Harper, who has retired from the University of West Florida after nearly three decades and serves as the economic adviser for Triumph Gulf Coast, was one of three economists who spoke Wednesday at the first day of the Gulf Power Economic Symposium.
This year the symposium, the first for Gulf Power since it was acquired by Juneau Beach-based NextEra Energy, has drawn a crowd of 638 to the Baytowne Conference Center. The turnout is the highest in the history of the event, Gulf Power spokeswoman Kimberly Blair said.
Harper said it appears that unemployment rates, which are about 3 percent in in Santa Rosa, Okaloosa and Walton counties, remain below state and national averages but appear to have bottomed out. Meanwhile, housing prices are being affected by low inventories and rising interest rates.
Unemployment in Holmes, Washington and Jackson counties are hovering at close to 4 percent. In Bay and Gulf counties, which were hammered by Hurricane Michael, the rates stand at 5 percent and 6.2 percent, respectively.
“We’ve hit the bottom with unemployment rates,” Harper said. “However, we are not predicting a recession for the next several months. Six months from now we should still be chugging along.”
Slowed immigration, less trade and less demand for products due to the phasing out of the federal stimulus package have all negatively impacted Florida’s economy and are all risks to business that must be considered, he added. And while household and debt service expense is low, the federal debt has created a scenario in which the country is spending more than $3,000 in borrowed money annually for every man, woman and child in the country.
Harper said the timber industry, an economic engine in several rural counties in the eastern Panhandle, was devastated by Hurricane Michael and could take 12 years to recover.
In Calhoun and Jackson counties, “the heart of timber country, the damages were just extraordinary,” he said, and estimated insurance claims in Calhoun County could have been made on as much as 42 percent of the county's total taxable property.
Bay County claimed $16.5 billion in hurricane damages and the total taxable value for all affected counties has reached $47.3 billion. Insurance claims for the storm averaged $43,000, he said.

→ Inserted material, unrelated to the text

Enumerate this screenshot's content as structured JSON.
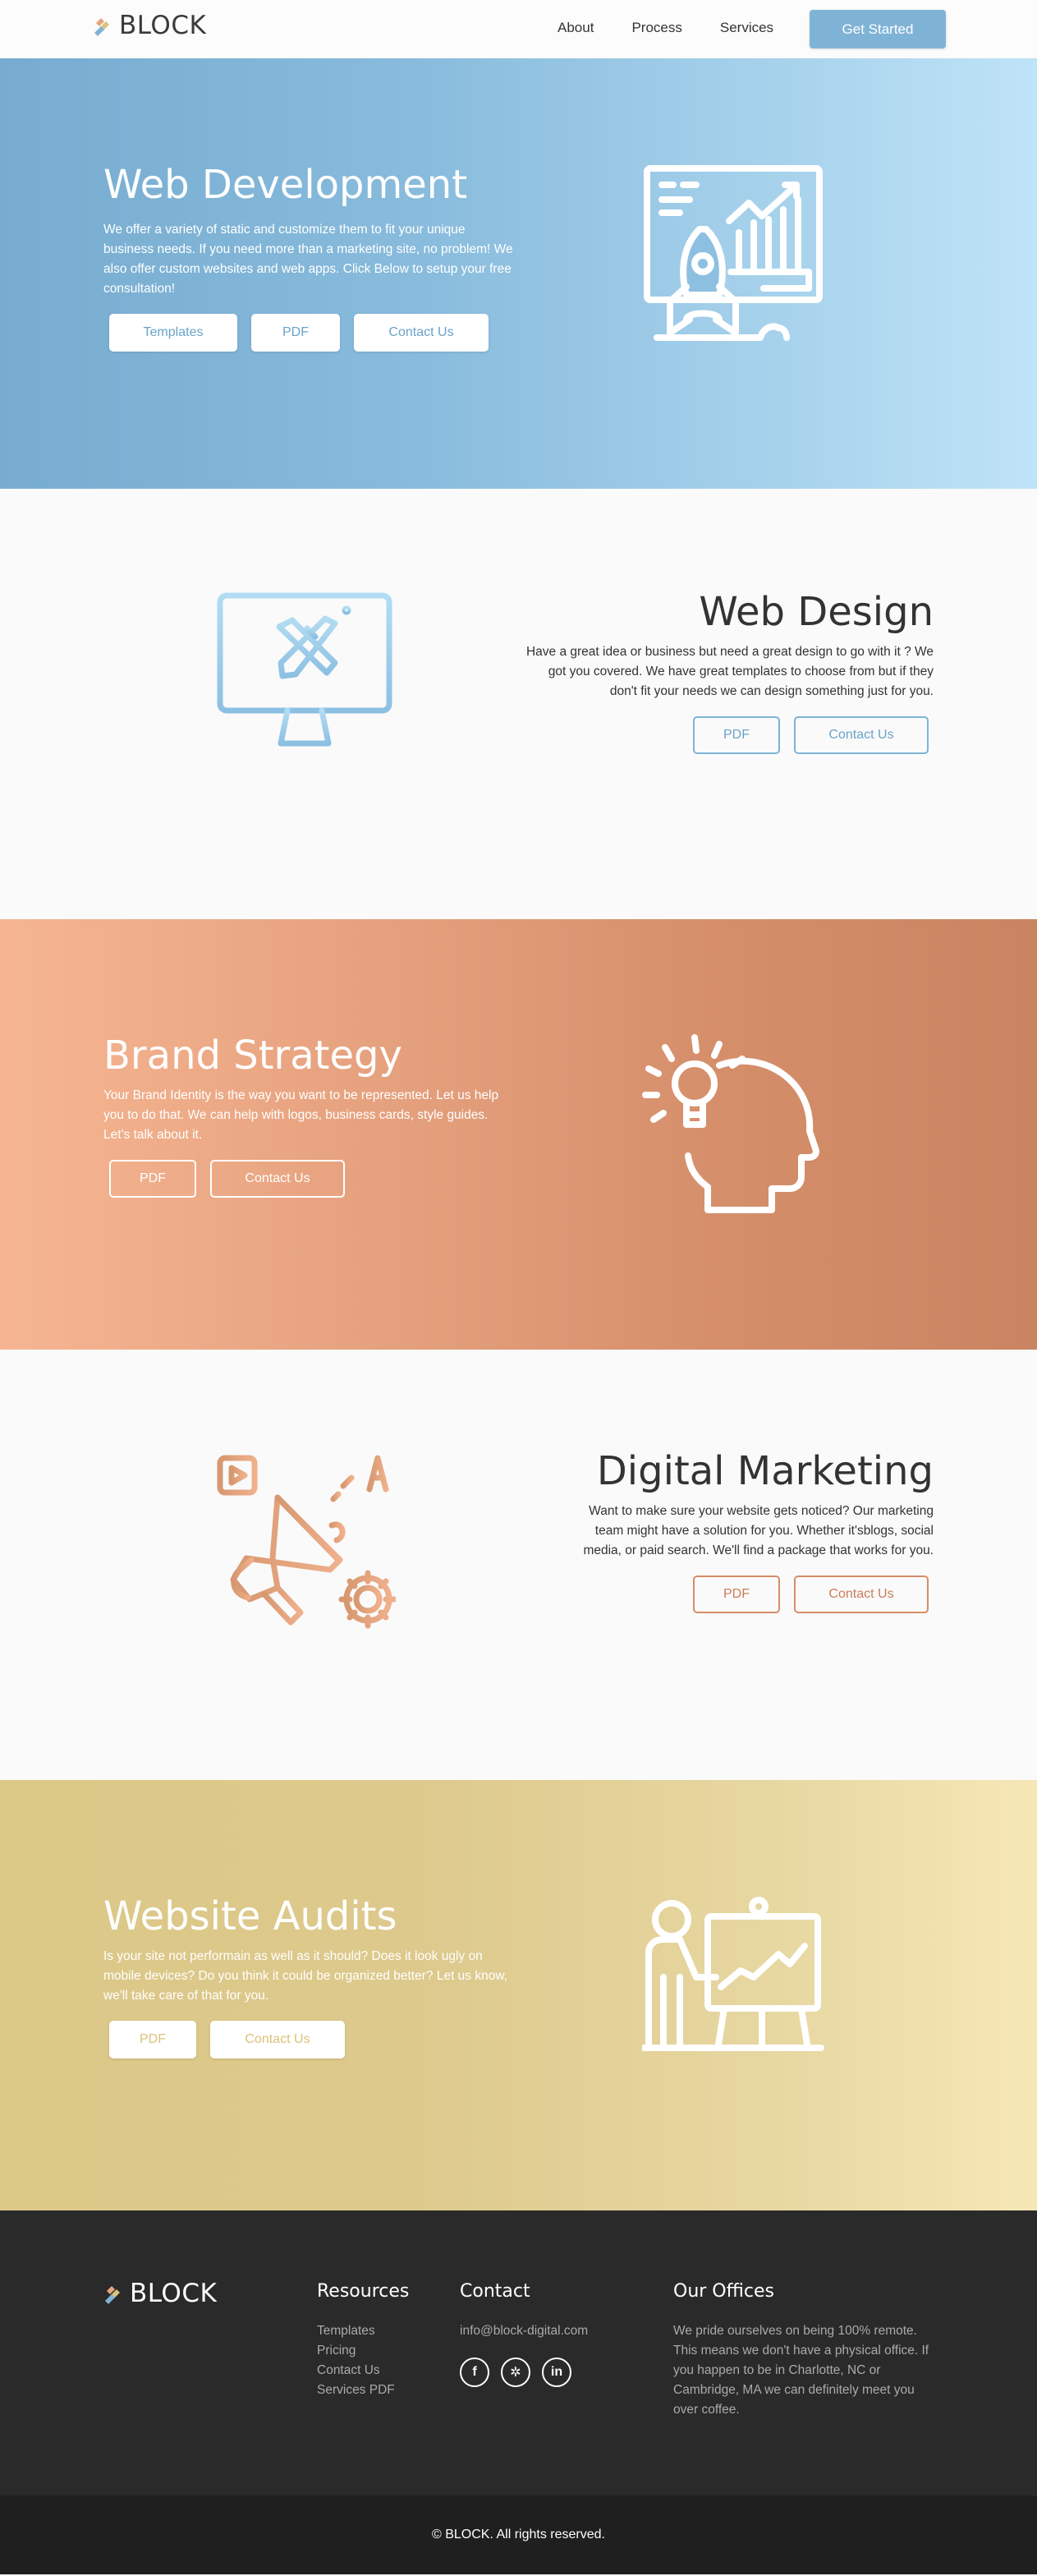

Looking to the future, Harper said the region needs to improve the quality of its local assets, including labor, capital, natural resources, intellectual property and entrepreneurial ability. Doing so will allow those assets to earn a higher return on the marketplace.
Small and new businesses are no longer the job generators they once were, Harper said. “Increasingly, well-paid jobs are in large technology-intensive superstar businesses.”
The high paying, sustainable jobs of the future will go to employees who can “work side by side with technology and manage it productively,” he said.
The military presence in Okaloosa and Santa Rosa counties has pushed the median household income up to more than $60,000 and $65,000, respectively, Harper said, but other Panhandle counties struggle with much lower median household incomes. Washington at $36,000, Calhoun at $37,000 and Holmes at $40,000 are among the counties with lowest median household incomes.
Education is key to raising income levels, Harper said. To improve education will require reversing trends of dropping the amount taxpayers contribute to it and lowering student debt.